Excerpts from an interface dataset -
::::::::

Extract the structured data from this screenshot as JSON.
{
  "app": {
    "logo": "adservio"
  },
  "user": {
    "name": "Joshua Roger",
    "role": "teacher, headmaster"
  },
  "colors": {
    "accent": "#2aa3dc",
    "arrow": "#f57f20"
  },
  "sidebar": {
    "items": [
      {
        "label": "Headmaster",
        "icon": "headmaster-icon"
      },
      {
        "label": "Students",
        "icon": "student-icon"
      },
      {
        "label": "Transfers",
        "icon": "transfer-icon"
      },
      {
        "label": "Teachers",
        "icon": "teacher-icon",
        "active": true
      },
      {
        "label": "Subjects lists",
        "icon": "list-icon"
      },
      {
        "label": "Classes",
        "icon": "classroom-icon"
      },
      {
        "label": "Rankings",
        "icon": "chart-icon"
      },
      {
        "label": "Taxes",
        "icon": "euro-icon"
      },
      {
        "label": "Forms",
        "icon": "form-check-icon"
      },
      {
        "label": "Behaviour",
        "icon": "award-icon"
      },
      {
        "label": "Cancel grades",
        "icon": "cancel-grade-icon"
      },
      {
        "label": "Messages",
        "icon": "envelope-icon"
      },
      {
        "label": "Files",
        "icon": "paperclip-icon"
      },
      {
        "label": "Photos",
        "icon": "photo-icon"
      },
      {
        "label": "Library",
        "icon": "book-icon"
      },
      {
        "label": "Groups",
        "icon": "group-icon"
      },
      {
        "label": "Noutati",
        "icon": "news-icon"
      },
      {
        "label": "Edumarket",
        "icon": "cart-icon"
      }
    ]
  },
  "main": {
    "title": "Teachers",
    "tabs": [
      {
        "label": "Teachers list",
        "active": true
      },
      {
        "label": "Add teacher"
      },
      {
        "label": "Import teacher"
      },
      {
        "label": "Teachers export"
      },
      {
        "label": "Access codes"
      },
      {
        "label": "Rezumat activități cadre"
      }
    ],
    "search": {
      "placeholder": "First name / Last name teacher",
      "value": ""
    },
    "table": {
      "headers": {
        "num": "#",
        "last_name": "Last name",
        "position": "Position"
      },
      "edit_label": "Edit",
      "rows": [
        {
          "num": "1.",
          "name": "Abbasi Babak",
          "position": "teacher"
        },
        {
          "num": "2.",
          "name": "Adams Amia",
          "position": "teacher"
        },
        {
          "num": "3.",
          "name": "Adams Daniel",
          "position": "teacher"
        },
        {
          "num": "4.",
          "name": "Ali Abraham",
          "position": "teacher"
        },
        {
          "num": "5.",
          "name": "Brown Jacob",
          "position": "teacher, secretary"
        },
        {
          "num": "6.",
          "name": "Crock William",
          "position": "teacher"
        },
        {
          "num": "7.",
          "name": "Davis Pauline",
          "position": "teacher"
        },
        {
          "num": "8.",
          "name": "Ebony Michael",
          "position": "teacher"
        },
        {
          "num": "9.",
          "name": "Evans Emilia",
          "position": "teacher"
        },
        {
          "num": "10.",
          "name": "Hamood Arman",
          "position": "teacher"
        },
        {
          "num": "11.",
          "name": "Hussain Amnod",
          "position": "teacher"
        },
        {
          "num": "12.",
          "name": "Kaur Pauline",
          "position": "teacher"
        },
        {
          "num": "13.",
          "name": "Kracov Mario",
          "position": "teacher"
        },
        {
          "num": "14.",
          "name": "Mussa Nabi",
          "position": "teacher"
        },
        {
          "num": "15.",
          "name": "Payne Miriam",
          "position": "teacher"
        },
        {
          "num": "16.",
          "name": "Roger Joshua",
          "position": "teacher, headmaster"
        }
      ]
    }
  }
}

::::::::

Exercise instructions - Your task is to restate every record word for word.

Result -
Extract the structured data from this screenshot as JSON.
{
  "app": {
    "logo": "adservio"
  },
  "user": {
    "name": "Joshua Roger",
    "role": "teacher, headmaster"
  },
  "colors": {
    "accent": "#2aa3dc",
    "arrow": "#f57f20"
  },
  "sidebar": {
    "items": [
      {
        "label": "Headmaster",
        "icon": "headmaster-icon"
      },
      {
        "label": "Students",
        "icon": "student-icon"
      },
      {
        "label": "Transfers",
        "icon": "transfer-icon"
      },
      {
        "label": "Teachers",
        "icon": "teacher-icon",
        "active": true
      },
      {
        "label": "Subjects lists",
        "icon": "list-icon"
      },
      {
        "label": "Classes",
        "icon": "classroom-icon"
      },
      {
        "label": "Rankings",
        "icon": "chart-icon"
      },
      {
        "label": "Taxes",
        "icon": "euro-icon"
      },
      {
        "label": "Forms",
        "icon": "form-check-icon"
      },
      {
        "label": "Behaviour",
        "icon": "award-icon"
      },
      {
        "label": "Cancel grades",
        "icon": "cancel-grade-icon"
      },
      {
        "label": "Messages",
        "icon": "envelope-icon"
      },
      {
        "label": "Files",
        "icon": "paperclip-icon"
      },
      {
        "label": "Photos",
        "icon": "photo-icon"
      },
      {
        "label": "Library",
        "icon": "book-icon"
      },
      {
        "label": "Groups",
        "icon": "group-icon"
      },
      {
        "label": "Noutati",
        "icon": "news-icon"
      },
      {
        "label": "Edumarket",
        "icon": "cart-icon"
      }
    ]
  },
  "main": {
    "title": "Teachers",
    "tabs": [
      {
        "label": "Teachers list",
        "active": true
      },
      {
        "label": "Add teacher"
      },
      {
        "label": "Import teacher"
      },
      {
        "label": "Teachers export"
      },
      {
        "label": "Access codes"
      },
      {
        "label": "Rezumat activități cadre"
      }
    ],
    "search": {
      "placeholder": "First name / Last name teacher",
      "value": ""
    },
    "table": {
      "headers": {
        "num": "#",
        "last_name": "Last name",
        "position": "Position"
      },
      "edit_label": "Edit",
      "rows": [
        {
          "num": "1.",
          "name": "Abbasi Babak",
          "position": "teacher"
        },
        {
          "num": "2.",
          "name": "Adams Amia",
          "position": "teacher"
        },
        {
          "num": "3.",
          "name": "Adams Daniel",
          "position": "teacher"
        },
        {
          "num": "4.",
          "name": "Ali Abraham",
          "position": "teacher"
        },
        {
          "num": "5.",
          "name": "Brown Jacob",
          "position": "teacher, secretary"
        },
        {
          "num": "6.",
          "name": "Crock William",
          "position": "teacher"
        },
        {
          "num": "7.",
          "name": "Davis Pauline",
          "position": "teacher"
        },
        {
          "num": "8.",
          "name": "Ebony Michael",
          "position": "teacher"
        },
        {
          "num": "9.",
          "name": "Evans Emilia",
          "position": "teacher"
        },
        {
          "num": "10.",
          "name": "Hamood Arman",
          "position": "teacher"
        },
        {
          "num": "11.",
          "name": "Hussain Amnod",
          "position": "teacher"
        },
        {
          "num": "12.",
          "name": "Kaur Pauline",
          "position": "teacher"
        },
        {
          "num": "13.",
          "name": "Kracov Mario",
          "position": "teacher"
        },
        {
          "num": "14.",
          "name": "Mussa Nabi",
          "position": "teacher"
        },
        {
          "num": "15.",
          "name": "Payne Miriam",
          "position": "teacher"
        },
        {
          "num": "16.",
          "name": "Roger Joshua",
          "position": "teacher, headmaster"
        }
      ]
    }
  }
}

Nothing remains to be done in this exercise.